The quality of information in financial asset markets is often hard to estimate. Reminiscent of the famous Ellsberg paradox, investors may be unable to form a single probability belief about asset returns conditional on information signals and may act on the basis of ambiguous (or multiple) probability beliefs. This paper analyzes information transmission in asset markets when agents' information is ambiguous. We consider a market with risk-averse informed investors, risk-neutral competitive arbitrageurs, and noisy supply of the risky asset, first studied by Vives (Rev Financ Stud 8:3-40, 1995a, J Econ Theory 67:178-204, 1995b) with unambiguous information. Ambiguous information gives rise to the possibility of illiquid market where arbitrageurs choose not to trade in a rational expectations equilibrium.

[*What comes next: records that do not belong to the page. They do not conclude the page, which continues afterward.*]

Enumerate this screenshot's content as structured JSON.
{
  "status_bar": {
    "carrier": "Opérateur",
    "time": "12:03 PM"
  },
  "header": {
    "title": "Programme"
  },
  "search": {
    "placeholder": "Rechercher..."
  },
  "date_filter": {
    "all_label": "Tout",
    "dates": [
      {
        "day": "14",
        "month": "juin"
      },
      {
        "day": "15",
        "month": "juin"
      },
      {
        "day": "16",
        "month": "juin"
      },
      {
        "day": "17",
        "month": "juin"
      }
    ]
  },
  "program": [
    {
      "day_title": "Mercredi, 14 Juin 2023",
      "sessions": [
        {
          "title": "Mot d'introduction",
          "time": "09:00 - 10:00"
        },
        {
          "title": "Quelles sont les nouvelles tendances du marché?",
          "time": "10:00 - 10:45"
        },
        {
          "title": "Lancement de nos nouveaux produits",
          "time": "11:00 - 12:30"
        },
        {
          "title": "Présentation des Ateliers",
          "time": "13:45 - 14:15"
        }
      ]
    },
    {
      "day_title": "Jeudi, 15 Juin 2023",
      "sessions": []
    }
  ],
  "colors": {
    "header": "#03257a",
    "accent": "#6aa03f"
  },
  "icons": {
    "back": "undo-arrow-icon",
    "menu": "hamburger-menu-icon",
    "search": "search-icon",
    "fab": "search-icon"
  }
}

When market is illiquid, small informational or supply shocks have relatively large effects on asset prices.
- Asymmetric information
- Rational expectations equilibrium